Several studies have famously provided evidence to support the theory, among them Frances Rauscher’s 1994 report published in Nature that revealed how a group of college students listening to ten minutes of Mozart increased their IQ scores by as much as 9 points. Undeniably intriguing, the premise still begs the question: how exactly does Mozart’s music impact so positively on the brain? Do all of his pieces have a similarly magical effect, or are certain pieces more influential than others?
According to a 2014 Nielsen’s Music 230 study, 93% of the North American population regularly listens to music, but only 15% do so at work – an unsurprising statistic given how much of the music blasting from our headphones, radios and TVs is not just attention grabbing, but attention-robbing. But what if there were certain types of music, or even better, specific songs that could untangle our thoughts when reading a novel as complex as something by Proust or Tolstoy.
Inspired by the idea that select pieces of music actually stimulate rather than stamp out mental activity, we have compiled songs proven to boost cerebral function (as well as a few musical recommendations from notable “brainiacs”) to create a playlist of audio nourishment for the mind.

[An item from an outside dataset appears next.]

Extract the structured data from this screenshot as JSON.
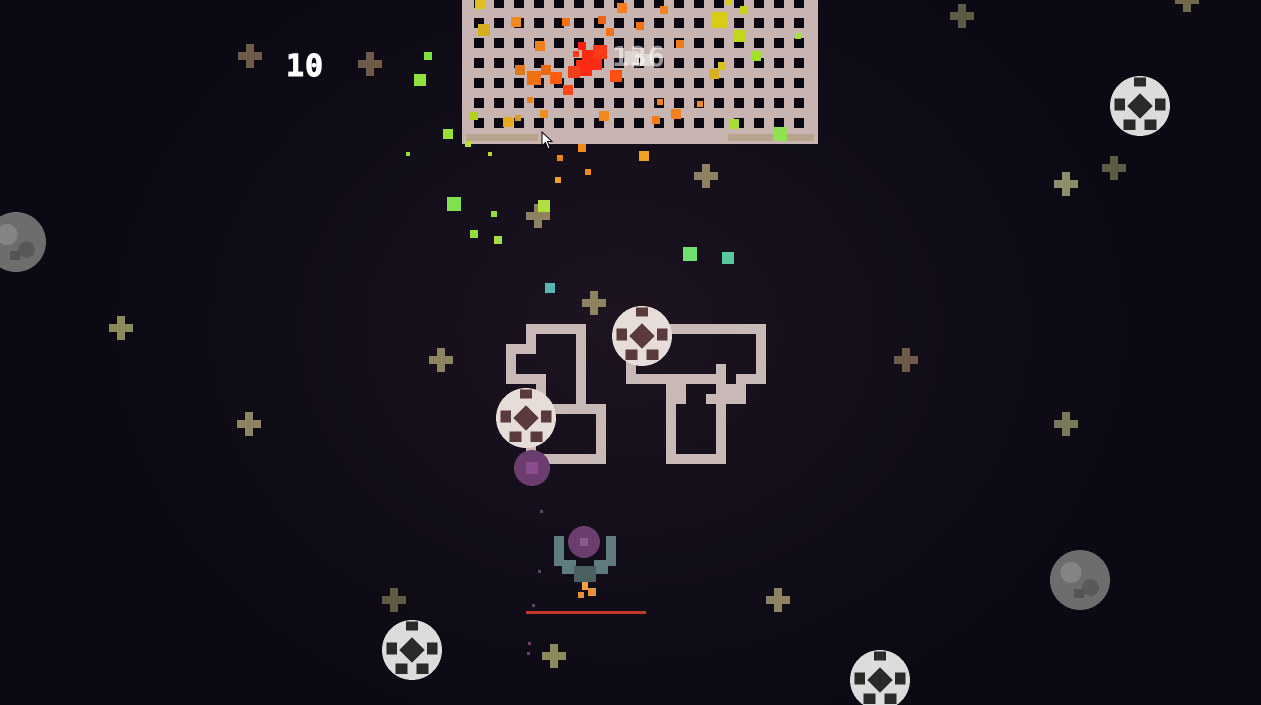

Mozart – Piano Sonata for Two Pianos in D Major K.448
The effects of this particular piece were the focus of Rauscher’s initial study into the Mozart Effect, but Mozart’s sonatas in general have been credited as improving test results, reducing learning time and enhancing creativity, among other benefits. Their brain boosting effect has also been supported up by none other than Albert Einstein. Einstein was aged 13 when he discovered Mozart’s sonatas and religiously played them on his violin in his spare time. When asked how he had managed to learn them so expertly without being a professional player, Einstein replied: “love is by far a better teacher than duty.” Rather than seeking scientific